We usually address some of the current very rapid changes arising in the non oil and gas parts of the energy sector under the heading “disruption”. Today we report on a few different news stories which all fall under this heading and which provide support to the thesis that non hydrocarbon competition to E&P companies is arguably as high as it has ever been over the last 150 years. These were as follows:
AGL made a strategic presentation at an investor conference hosted by Macquarie Bank yesterday which was notable for the following claims:
“Transition will be from big coal to big renewables, skipping big baseload gas….Big renewables plus big storage will dominate our energy landscape.”
The energy market paradigm in Australia (if not the planet) for at least the last 10 years is that gas will be the “bridging fuel” to a renewables future. AGL is effectively now saying that solar will push gas out to the margins. Naturally it is talking its own book – but more money has been going into solar than gas projects in Australian recently.
Gas’ role may therefore be more to provide a responsive energy “storage” tool to supply peaking generators when renewables are offline. Given that, we note AGLs’ FSRU plans and our previous comments about the large scale energy storage/deliverability of such vessels.
Although less material news, it is interesting to note that Origin Energy (ORG) has just appointed a new Director – whose background seems to be almost entirely from the energy disruptive industries.
In big company land, Total’s Chief Economist has joined the chorus from other Super-Majors such as Shell in noting that the expected large growth in electric vehicles could mean peak oil demand by 2030.
We think that the under-stress Australian E&P companies do not seem to have the current band-width (at Management and Board level) to adequately deal with the risks and potential rewards from “disruption”.
Crude prices have fallen over the last few days by 2-3%. Brent closed at US$51.16 and WTI at US$47.66 (its worst for 5 months). All the price gains from the OPEC cut deal of late last year have now evaporated in the face of growing US production fears. Even the perennial news of Libya coming back on line has been seized upon by the bears (more than countermanded by risks of chaos in Venezuela in our view).
Henry Hub gas prices have fallen by ~3% overnight to US$3.19.
LNG and international gas
LSE listed Ophir Energy seems to be quietly making progress on its West African FLNG project – one that is somewhat smaller in size than Shell’s massive Prelude asset which due to be deployed off northern WA. Ophir has just signed an umbrella agreement dealing with taxes, etc, with the Equatorial Guinea Government and is aiming for FID within 6 months. If achieved this would demonstrate a lot of market support for this type of venture compared to the traditional LNG mega-project.
Right wing (or is it left wing – who knows?!) Australian politician Pauline Hanson has recently called for offshore gas assets to be nationalised and PSCs put in place. Apparently we should be aiming to be like “successful” peers such as Nigeria. I don’t think she has gone there somehow.
This should have zero chance of getting any traction (but what about your 2016 Presidential election predictions you say?).

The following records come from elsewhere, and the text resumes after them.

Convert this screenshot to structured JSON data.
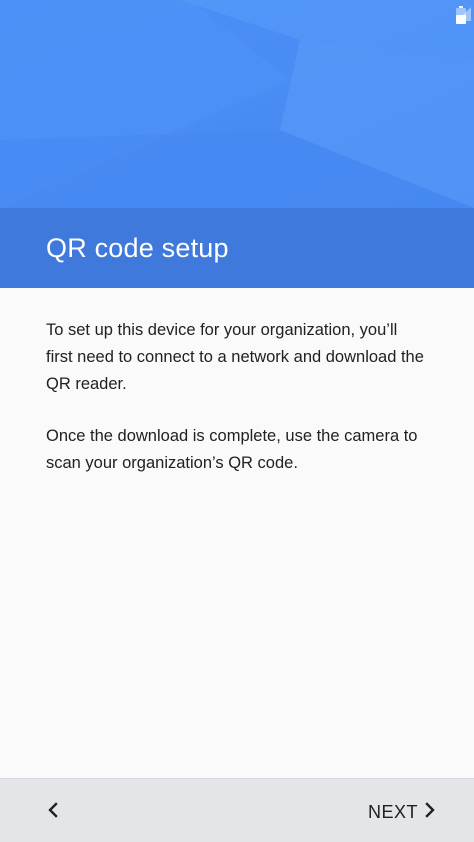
{
  "status_bar": {
    "signal_icon": "cell-signal-icon",
    "battery_icon": "battery-icon"
  },
  "header": {
    "title": "QR code setup"
  },
  "body": {
    "paragraph_1": "To set up this device for your organization, you’ll first need to connect to a network and download the QR reader.",
    "paragraph_2": "Once the download is complete, use the camera to scan your organization’s QR code."
  },
  "nav": {
    "back_icon": "chevron-left-icon",
    "next_label": "NEXT",
    "next_icon": "chevron-right-icon"
  },
  "colors": {
    "hero_blue": "#4a8ef6",
    "title_band": "#3f79dc",
    "body_bg": "#fafafa",
    "nav_bg": "#e3e5e8"
  }
}
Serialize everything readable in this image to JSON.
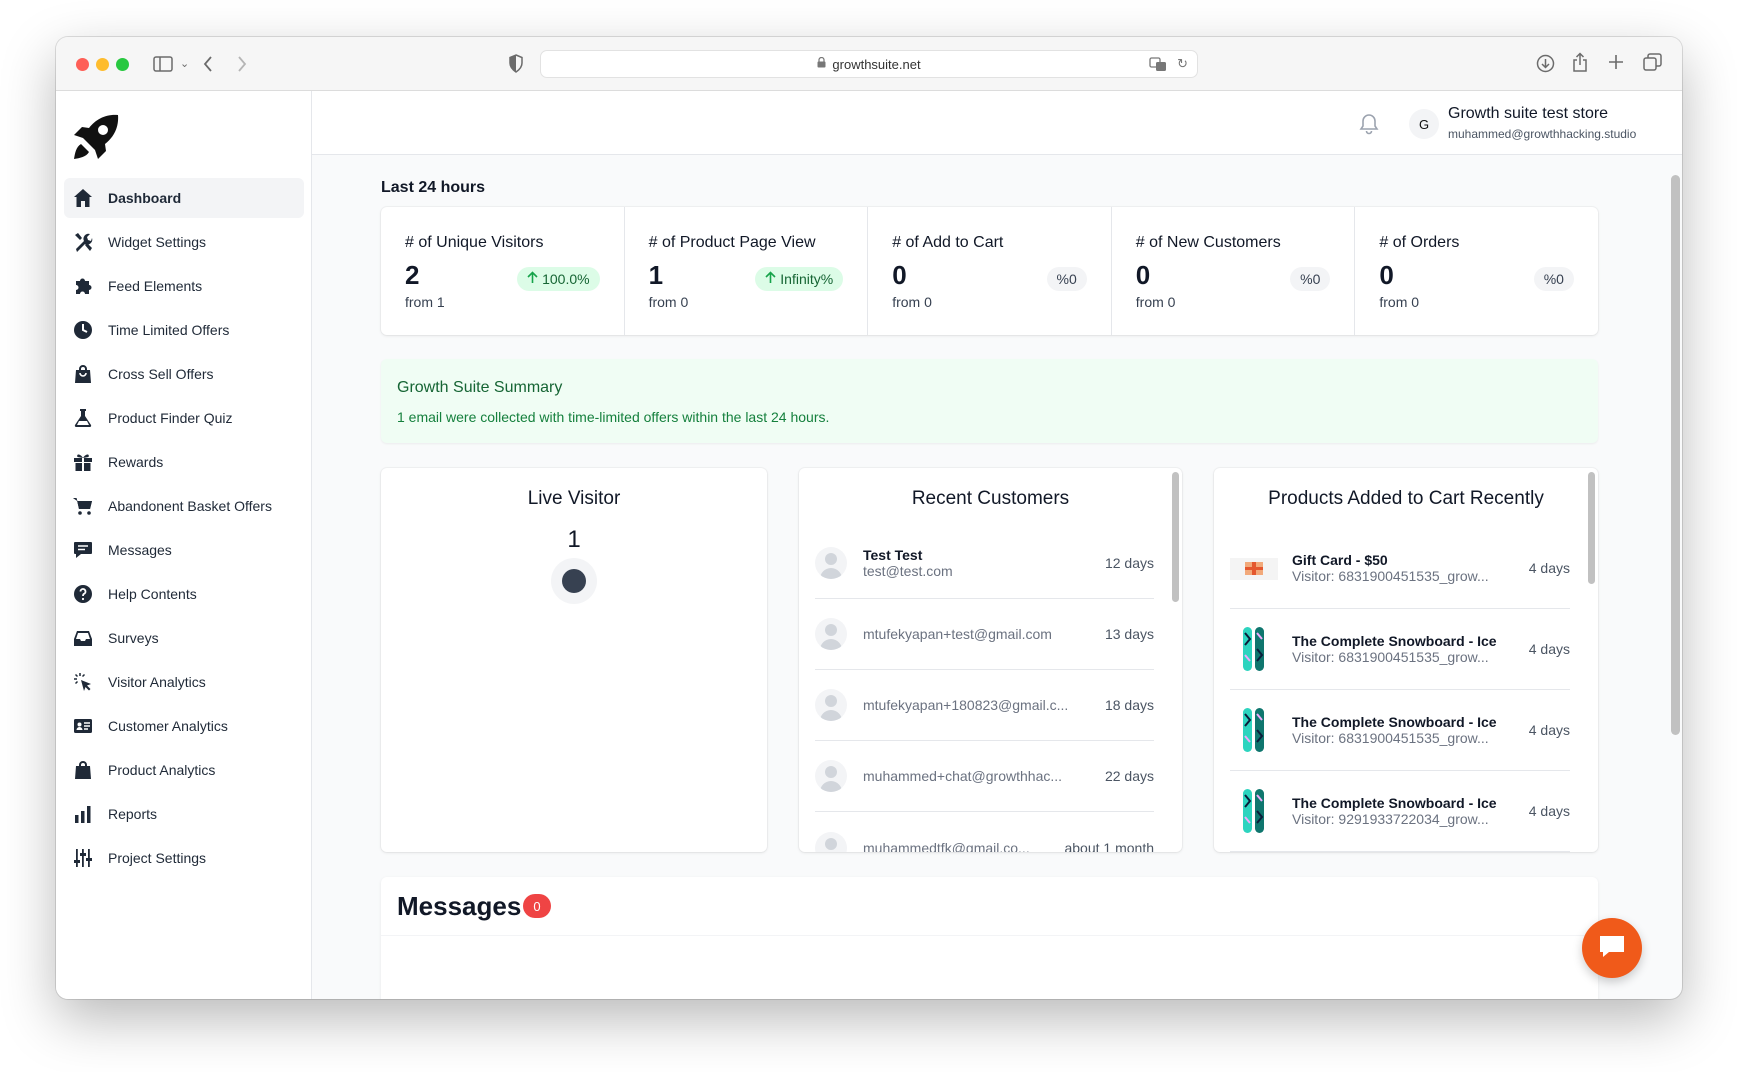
{
  "browser": {
    "url": "growthsuite.net"
  },
  "header": {
    "avatar_initial": "G",
    "store_name": "Growth suite test store",
    "store_email": "muhammed@growthhacking.studio"
  },
  "sidebar": {
    "items": [
      {
        "label": "Dashboard",
        "icon": "home-icon",
        "active": true
      },
      {
        "label": "Widget Settings",
        "icon": "tools-icon"
      },
      {
        "label": "Feed Elements",
        "icon": "puzzle-icon"
      },
      {
        "label": "Time Limited Offers",
        "icon": "clock-icon"
      },
      {
        "label": "Cross Sell Offers",
        "icon": "shopping-bag-icon"
      },
      {
        "label": "Product Finder Quiz",
        "icon": "flask-icon"
      },
      {
        "label": "Rewards",
        "icon": "gift-icon"
      },
      {
        "label": "Abandonent Basket Offers",
        "icon": "cart-icon"
      },
      {
        "label": "Messages",
        "icon": "message-icon"
      },
      {
        "label": "Help Contents",
        "icon": "question-icon"
      },
      {
        "label": "Surveys",
        "icon": "inbox-icon"
      },
      {
        "label": "Visitor Analytics",
        "icon": "cursor-click-icon"
      },
      {
        "label": "Customer Analytics",
        "icon": "id-card-icon"
      },
      {
        "label": "Product Analytics",
        "icon": "product-bag-icon"
      },
      {
        "label": "Reports",
        "icon": "bar-chart-icon"
      },
      {
        "label": "Project Settings",
        "icon": "sliders-icon"
      }
    ]
  },
  "main": {
    "section_title": "Last 24 hours",
    "stats": [
      {
        "label": "# of Unique Visitors",
        "value": "2",
        "from": "from 1",
        "badge": "100.0%",
        "trend": "up",
        "badge_color": "#dcfce7"
      },
      {
        "label": "# of Product Page View",
        "value": "1",
        "from": "from 0",
        "badge": "Infinity%",
        "trend": "up",
        "badge_color": "#dcfce7"
      },
      {
        "label": "# of Add to Cart",
        "value": "0",
        "from": "from 0",
        "badge": "%0",
        "trend": "none",
        "badge_color": "#f3f4f6"
      },
      {
        "label": "# of New Customers",
        "value": "0",
        "from": "from 0",
        "badge": "%0",
        "trend": "none",
        "badge_color": "#f3f4f6"
      },
      {
        "label": "# of Orders",
        "value": "0",
        "from": "from 0",
        "badge": "%0",
        "trend": "none",
        "badge_color": "#f3f4f6"
      }
    ],
    "summary": {
      "title": "Growth Suite Summary",
      "text": "1 email were collected with time-limited offers within the last 24 hours."
    },
    "live_visitor": {
      "title": "Live Visitor",
      "count": "1"
    },
    "recent_customers": {
      "title": "Recent Customers",
      "items": [
        {
          "name": "Test Test",
          "email": "test@test.com",
          "time": "12 days"
        },
        {
          "name": "",
          "email": "mtufekyapan+test@gmail.com",
          "time": "13 days"
        },
        {
          "name": "",
          "email": "mtufekyapan+180823@gmail.c...",
          "time": "18 days"
        },
        {
          "name": "",
          "email": "muhammed+chat@growthhac...",
          "time": "22 days"
        },
        {
          "name": "",
          "email": "muhammedtfk@gmail.co...",
          "time": "about 1 month"
        }
      ]
    },
    "products_added": {
      "title": "Products Added to Cart Recently",
      "items": [
        {
          "name": "Gift Card - $50",
          "visitor": "Visitor: 6831900451535_grow...",
          "time": "4 days",
          "thumb": "gift-card"
        },
        {
          "name": "The Complete Snowboard - Ice",
          "visitor": "Visitor: 6831900451535_grow...",
          "time": "4 days",
          "thumb": "snowboard"
        },
        {
          "name": "The Complete Snowboard - Ice",
          "visitor": "Visitor: 6831900451535_grow...",
          "time": "4 days",
          "thumb": "snowboard"
        },
        {
          "name": "The Complete Snowboard - Ice",
          "visitor": "Visitor: 9291933722034_grow...",
          "time": "4 days",
          "thumb": "snowboard"
        }
      ]
    },
    "messages": {
      "title": "Messages",
      "count": "0"
    }
  },
  "colors": {
    "accent_orange": "#f05a1a",
    "success_green": "#166534",
    "badge_red": "#ef4444"
  }
}
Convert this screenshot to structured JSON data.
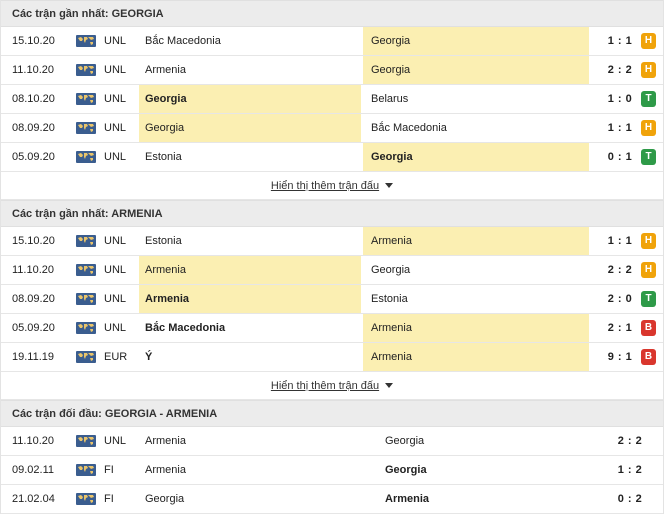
{
  "sections": {
    "georgia": {
      "title": "Các trận gần nhất: GEORGIA",
      "more": "Hiển thị thêm trận đấu",
      "rows": [
        {
          "date": "15.10.20",
          "comp": "UNL",
          "home": "Bắc Macedonia",
          "away": "Georgia",
          "score": "1 : 1",
          "result": "H",
          "hl": "away",
          "bold": ""
        },
        {
          "date": "11.10.20",
          "comp": "UNL",
          "home": "Armenia",
          "away": "Georgia",
          "score": "2 : 2",
          "result": "H",
          "hl": "away",
          "bold": ""
        },
        {
          "date": "08.10.20",
          "comp": "UNL",
          "home": "Georgia",
          "away": "Belarus",
          "score": "1 : 0",
          "result": "T",
          "hl": "home",
          "bold": "home"
        },
        {
          "date": "08.09.20",
          "comp": "UNL",
          "home": "Georgia",
          "away": "Bắc Macedonia",
          "score": "1 : 1",
          "result": "H",
          "hl": "home",
          "bold": ""
        },
        {
          "date": "05.09.20",
          "comp": "UNL",
          "home": "Estonia",
          "away": "Georgia",
          "score": "0 : 1",
          "result": "T",
          "hl": "away",
          "bold": "away"
        }
      ]
    },
    "armenia": {
      "title": "Các trận gần nhất: ARMENIA",
      "more": "Hiển thị thêm trận đấu",
      "rows": [
        {
          "date": "15.10.20",
          "comp": "UNL",
          "home": "Estonia",
          "away": "Armenia",
          "score": "1 : 1",
          "result": "H",
          "hl": "away",
          "bold": ""
        },
        {
          "date": "11.10.20",
          "comp": "UNL",
          "home": "Armenia",
          "away": "Georgia",
          "score": "2 : 2",
          "result": "H",
          "hl": "home",
          "bold": ""
        },
        {
          "date": "08.09.20",
          "comp": "UNL",
          "home": "Armenia",
          "away": "Estonia",
          "score": "2 : 0",
          "result": "T",
          "hl": "home",
          "bold": "home"
        },
        {
          "date": "05.09.20",
          "comp": "UNL",
          "home": "Bắc Macedonia",
          "away": "Armenia",
          "score": "2 : 1",
          "result": "B",
          "hl": "away",
          "bold": "home"
        },
        {
          "date": "19.11.19",
          "comp": "EUR",
          "home": "Ý",
          "away": "Armenia",
          "score": "9 : 1",
          "result": "B",
          "hl": "away",
          "bold": "home"
        }
      ]
    },
    "h2h": {
      "title": "Các trận đối đầu: GEORGIA - ARMENIA",
      "rows": [
        {
          "date": "11.10.20",
          "comp": "UNL",
          "home": "Armenia",
          "away": "Georgia",
          "score": "2 : 2",
          "bold": ""
        },
        {
          "date": "09.02.11",
          "comp": "FI",
          "home": "Armenia",
          "away": "Georgia",
          "score": "1 : 2",
          "bold": "away"
        },
        {
          "date": "21.02.04",
          "comp": "FI",
          "home": "Georgia",
          "away": "Armenia",
          "score": "0 : 2",
          "bold": "away"
        }
      ]
    }
  },
  "icons": {
    "competition_flag": "world-map-icon",
    "expand": "caret-down-icon"
  },
  "colors": {
    "highlight": "#fbefb2",
    "draw": "#f0a30a",
    "win": "#2e9a48",
    "loss": "#d9362d",
    "header_bg": "#ececec"
  }
}
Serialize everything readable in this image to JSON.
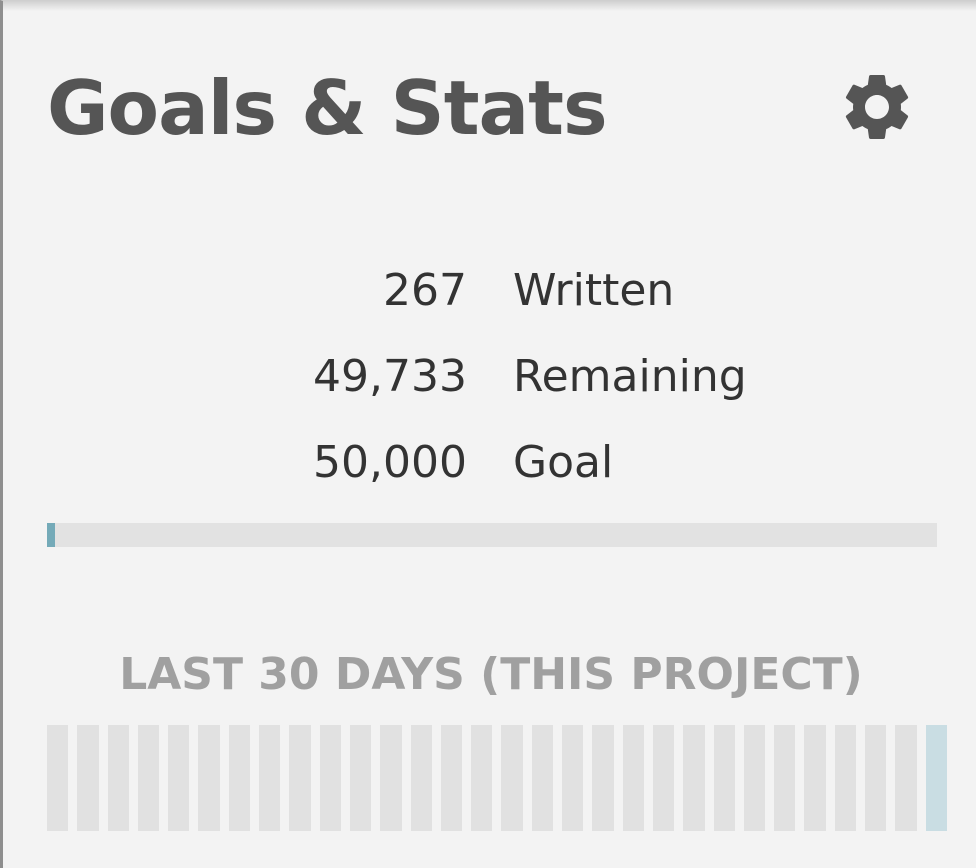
{
  "panel": {
    "title": "Goals & Stats",
    "settings_icon": "gear-icon"
  },
  "stats": [
    {
      "value": "267",
      "label": "Written"
    },
    {
      "value": "49,733",
      "label": "Remaining"
    },
    {
      "value": "50,000",
      "label": "Goal"
    }
  ],
  "progress": {
    "fraction": 0.00534,
    "fill_color": "#74aab8",
    "track_color": "#e2e2e2"
  },
  "history": {
    "heading": "LAST 30 DAYS (THIS PROJECT)",
    "days": [
      0,
      0,
      0,
      0,
      0,
      0,
      0,
      0,
      0,
      0,
      0,
      0,
      0,
      0,
      0,
      0,
      0,
      0,
      0,
      0,
      0,
      0,
      0,
      0,
      0,
      0,
      0,
      0,
      0,
      1
    ],
    "bar_color": "#e1e1e1",
    "active_bar_color": "#c9dde3"
  }
}
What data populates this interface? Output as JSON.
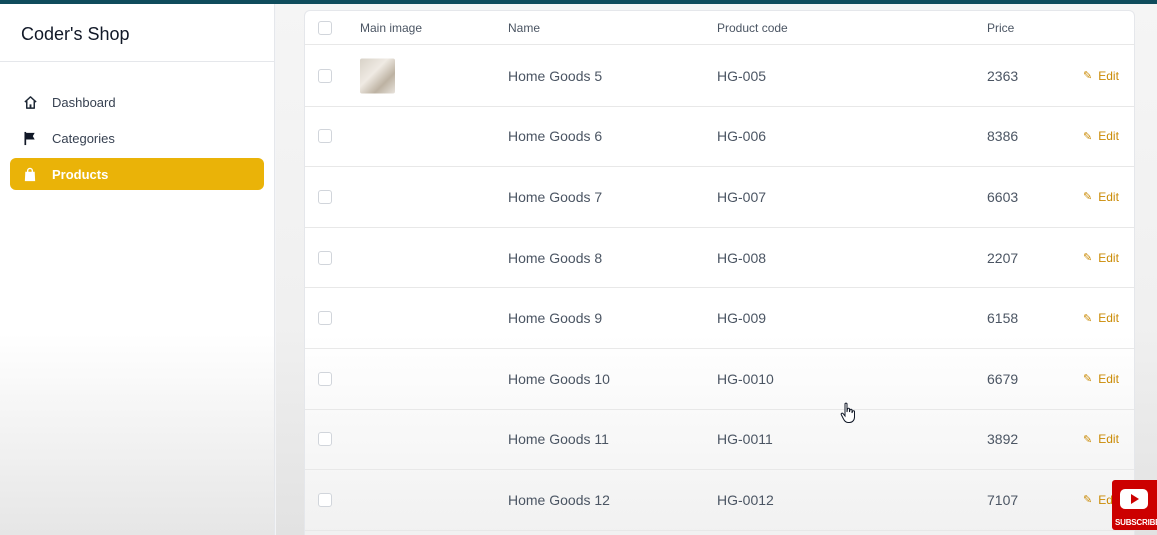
{
  "sidebar": {
    "brand": "Coder's Shop",
    "items": [
      {
        "label": "Dashboard",
        "icon": "home-icon",
        "active": false
      },
      {
        "label": "Categories",
        "icon": "flag-icon",
        "active": false
      },
      {
        "label": "Products",
        "icon": "shopping-bag-icon",
        "active": true
      }
    ]
  },
  "table": {
    "headers": {
      "image": "Main image",
      "name": "Name",
      "code": "Product code",
      "price": "Price"
    },
    "edit_label": "Edit",
    "rows": [
      {
        "name": "Home Goods 5",
        "code": "HG-005",
        "price": "2363",
        "has_image": true
      },
      {
        "name": "Home Goods 6",
        "code": "HG-006",
        "price": "8386",
        "has_image": false
      },
      {
        "name": "Home Goods 7",
        "code": "HG-007",
        "price": "6603",
        "has_image": false
      },
      {
        "name": "Home Goods 8",
        "code": "HG-008",
        "price": "2207",
        "has_image": false
      },
      {
        "name": "Home Goods 9",
        "code": "HG-009",
        "price": "6158",
        "has_image": false
      },
      {
        "name": "Home Goods 10",
        "code": "HG-0010",
        "price": "6679",
        "has_image": false
      },
      {
        "name": "Home Goods 11",
        "code": "HG-0011",
        "price": "3892",
        "has_image": false
      },
      {
        "name": "Home Goods 12",
        "code": "HG-0012",
        "price": "7107",
        "has_image": false
      }
    ]
  },
  "overlay": {
    "subscribe_label": "SUBSCRIBE"
  },
  "colors": {
    "accent": "#eab308",
    "edit": "#ca8a04",
    "topbar": "#0f4c5c"
  }
}
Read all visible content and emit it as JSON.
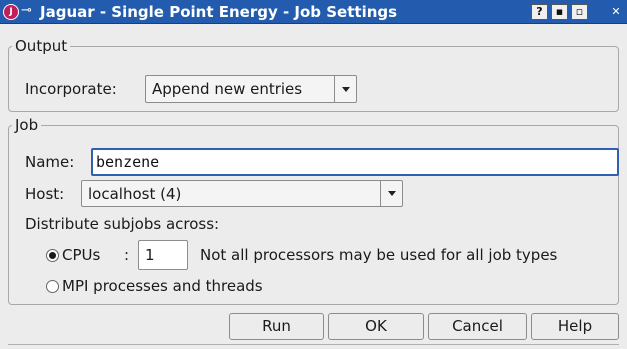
{
  "window": {
    "title": "Jaguar - Single Point Energy - Job Settings",
    "app_icon_letter": "J",
    "pin_glyph": "⊸",
    "title_buttons": [
      "?",
      "▪",
      "▫",
      "✕"
    ]
  },
  "output": {
    "legend": "Output",
    "incorporate_label": "Incorporate:",
    "incorporate_value": "Append new entries"
  },
  "job": {
    "legend": "Job",
    "name_label": "Name:",
    "name_value": "benzene",
    "host_label": "Host:",
    "host_value": "localhost (4)",
    "distribute_label": "Distribute subjobs across:",
    "cpus_label": "CPUs",
    "cpus_sep": ":",
    "cpus_value": "1",
    "cpus_note": "Not all processors may be used for all job types",
    "mpi_label": "MPI processes and threads",
    "selected": "cpus"
  },
  "buttons": {
    "run": "Run",
    "ok": "OK",
    "cancel": "Cancel",
    "help": "Help"
  }
}
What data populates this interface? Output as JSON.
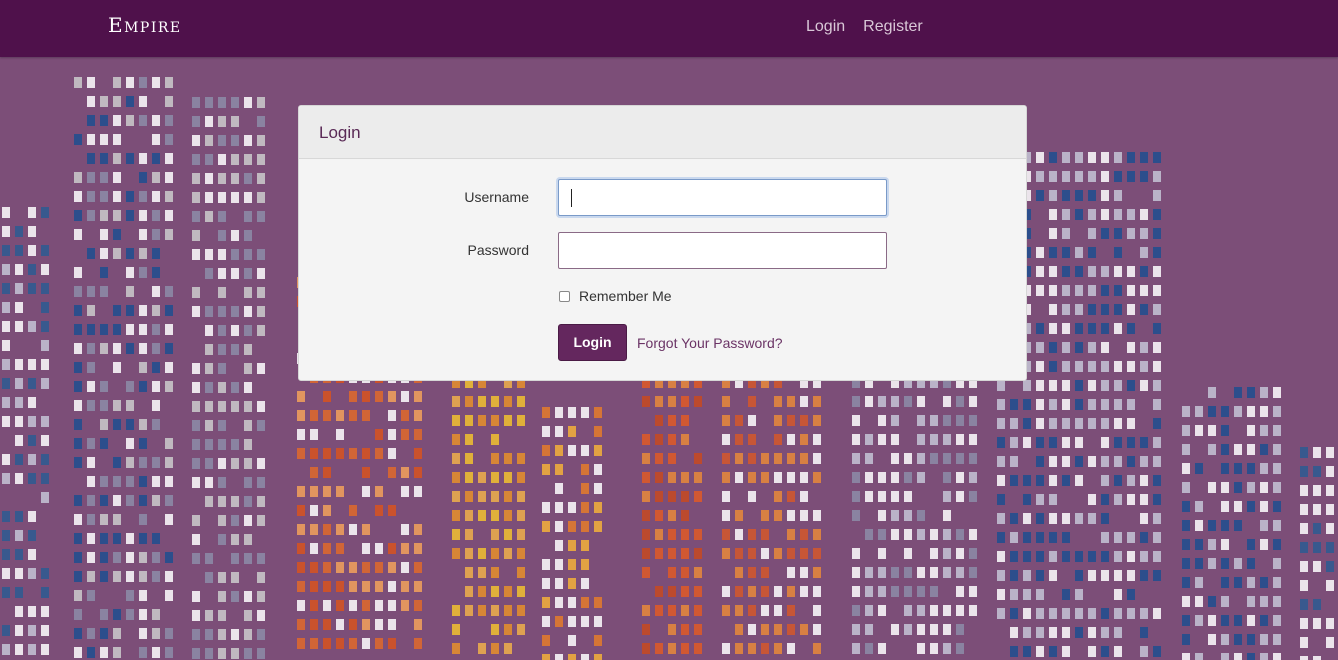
{
  "navbar": {
    "brand": "Empire",
    "links": [
      {
        "label": "Login"
      },
      {
        "label": "Register"
      }
    ]
  },
  "login_panel": {
    "title": "Login",
    "username_label": "Username",
    "username_value": "",
    "password_label": "Password",
    "password_value": "",
    "remember_label": "Remember Me",
    "remember_checked": false,
    "submit_label": "Login",
    "forgot_label": "Forgot Your Password?"
  },
  "colors": {
    "navbar": "#4f114b",
    "background": "#7c4e78",
    "button": "#64275e",
    "accent_text": "#6b3466"
  }
}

Company news – Santos (STO) and Central Petroleum (CTP)
STO has just exercised an option to acquire increased equity in licences in the NT’s Amadeus Basin from CTP. This seems somewhat bizarre given the company sold out of the only production hub in the region last year. Possibly STO’s explorationists have nowhere else to look at.
Quote of the day
Saudi Aramco has a more bullish view on peak oil demand than others (not surprisingly given politics and a planned US$2T IPO valuation…..):
“The global economy is forecast to double in size by 2050 so overall demand for energy will be higher. The idea that oil demand is close to its maximum level is equally as misleading as now-discredited theories about peak oil supply”. Chief Executive Officer Amin Nasser